 Why don't scalar constructors take parametars?
 int* ip = new int;
 *ip == 0;


Would I be right to figure that this is just syntactic sugar for int* ip = new int[1]; albeit with some generic programming advantage I'm not sure I see?
 int* ip = new int(5);
 *ip still == 0;

 int* ip = new int(5,5,"HA");
 *ip still == 0;

 ?

I'm not sure what the case is for it. The reason for adding the current method is for Matthew's DTL.

Then what _does_ new int(5) mean at the moment? Or is it just a bug that the compiler accepts it? Stewart. -- My e-mail is valid but not my primary mailbox. Please keep replies on the 'group where everyone may benefit.
Aug 06 2004
parent "Walter" <newshound digitalmars.com> writes:
"Stewart Gordon" <smjg_1998 yahoo.com> wrote in message
news:cevvae$b09$1 digitaldaemon.com...
 Walter wrote:

 "Ivan Senji" <ivan.senji public.srce.hr> wrote in message
 news:cet2hu$1fbm$1 digitaldaemon.com...

 Why don't scalar constructors take parametars?
 int* ip = new int;
 *ip == 0;


Would I be right to figure that this is just syntactic sugar for int* ip = new int[1]; albeit with some generic programming advantage I'm not sure I see?

Yes.
 int* ip = new int(5);
 *ip still == 0;

 int* ip = new int(5,5,"HA");
 *ip still == 0;

 ?

I'm not sure what the case is for it. The reason for adding the current method is for Matthew's DTL.

Then what _does_ new int(5) mean at the moment? Or is it just a bug that the compiler accepts it?

At the moment, the compiler calls it an error <g>.
Aug 06 2004
prev sibling next sibling parent reply Russ Lewis <spamhole-2001-07-16 deming-os.org> writes:
Walter wrote:
 Focussed on eliminating compiler hangs, gpf's and internal errors.
 
 http://www.digitalmars.com/d/changelog.html

The changelog doesn't include 0.98. Otherwise, thanks much for the release!
Aug 05 2004
parent Lars Ivar Igesund <larsivar igesund.net> writes:
Russ Lewis wrote:

 Walter wrote:
 
 Focussed on eliminating compiler hangs, gpf's and internal errors.

 http://www.digitalmars.com/d/changelog.html

The changelog doesn't include 0.98. Otherwise, thanks much for the release!

Yes, it do (and it did). Maybe your browser had a problem that made it use the cache?
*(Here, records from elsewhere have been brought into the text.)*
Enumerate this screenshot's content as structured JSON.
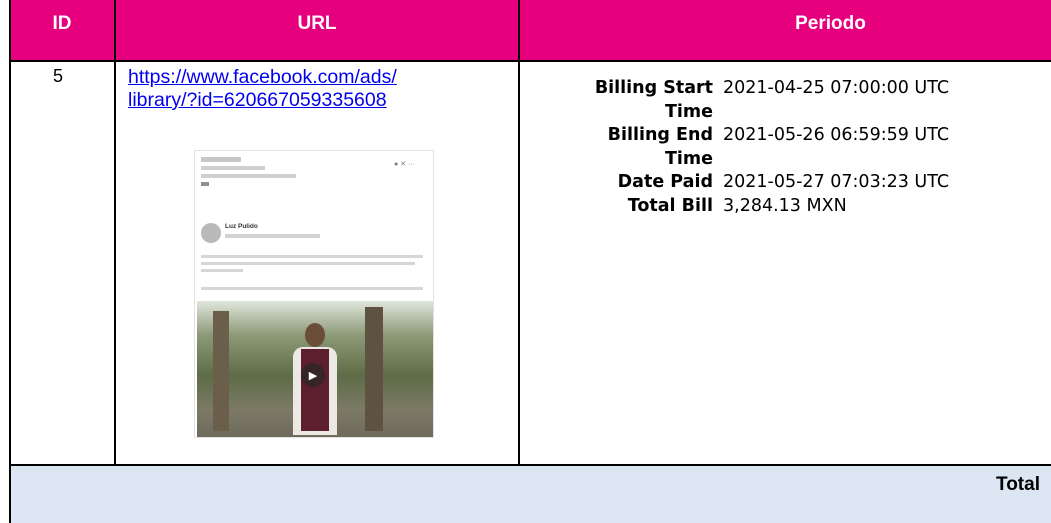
{
  "table": {
    "headers": {
      "id": "ID",
      "url": "URL",
      "periodo": "Periodo"
    },
    "row": {
      "id": "5",
      "url_line1": "https://www.facebook.com/ads/",
      "url_line2": "library/?id=620667059335608",
      "billing": {
        "start_label_1": "Billing Start",
        "start_label_2": "Time",
        "start_value": "2021-04-25 07:00:00 UTC",
        "end_label_1": "Billing End",
        "end_label_2": "Time",
        "end_value": "2021-05-26 06:59:59 UTC",
        "paid_label": "Date Paid",
        "paid_value": "2021-05-27 07:03:23 UTC",
        "total_label": "Total Bill",
        "total_value": "3,284.13 MXN"
      }
    },
    "footer": {
      "total_label": "Total"
    }
  },
  "colors": {
    "header_bg": "#e6007e",
    "footer_bg": "#dce6f2",
    "link": "#0000ee"
  },
  "ad_preview": {
    "page_name": "Luz Pulido"
  }
}
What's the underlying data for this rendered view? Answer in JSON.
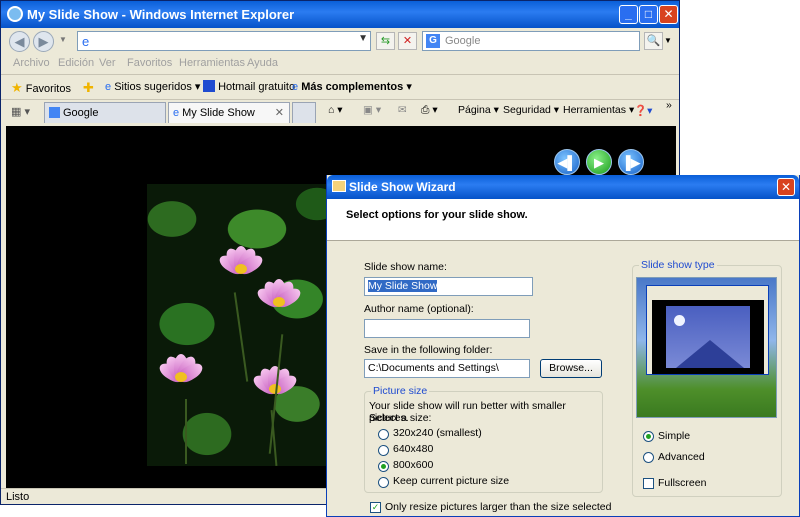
{
  "browser": {
    "title": "My Slide Show - Windows Internet Explorer",
    "search_placeholder": "Google",
    "menu": [
      "Archivo",
      "Edición",
      "Ver",
      "Favoritos",
      "Herramientas",
      "Ayuda"
    ],
    "favorites": {
      "favoritos": "Favoritos",
      "suggested": "Sitios sugeridos",
      "hotmail": "Hotmail gratuito",
      "addons": "Más complementos"
    },
    "tabs": [
      "Google",
      "My Slide Show"
    ],
    "commands": [
      "Página",
      "Seguridad",
      "Herramientas"
    ],
    "status": "Listo"
  },
  "wizard": {
    "title": "Slide Show Wizard",
    "header": "Select options for your slide show.",
    "name_label": "Slide show name:",
    "name_value": "My Slide Show",
    "author_label": "Author name (optional):",
    "author_value": "",
    "folder_label": "Save in the following folder:",
    "folder_value": "C:\\Documents and Settings\\",
    "browse_label": "Browse...",
    "picture_size": {
      "legend": "Picture size",
      "hint": "Your slide show will run better with smaller pictures.",
      "select_label": "Select a size:",
      "options": [
        "320x240 (smallest)",
        "640x480",
        "800x600",
        "Keep current picture size"
      ],
      "selected": "800x600"
    },
    "resize_checkbox": "Only resize pictures larger than the size selected",
    "resize_checked": true,
    "type_group": {
      "legend": "Slide show type",
      "options": [
        "Simple",
        "Advanced"
      ],
      "selected": "Simple",
      "fullscreen_label": "Fullscreen",
      "fullscreen_checked": false
    }
  }
}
Lars Ivar Igesund
Aug 05 2004
prev sibling parent Stewart Gordon <smjg_1998 yahoo.com> writes:
Walter wrote:

 Focussed on eliminating compiler hangs, gpf's and internal errors.

"Fixed Internal error: ..\ztc\cgcod.c 1464" There's more than one cause of this error. The one I posted still fails: digitalmars.D.bugs/500 Stewart. -- My e-mail is valid but not my primary mailbox. Please keep replies on the 'group where everyone may benefit.
Aug 10 2004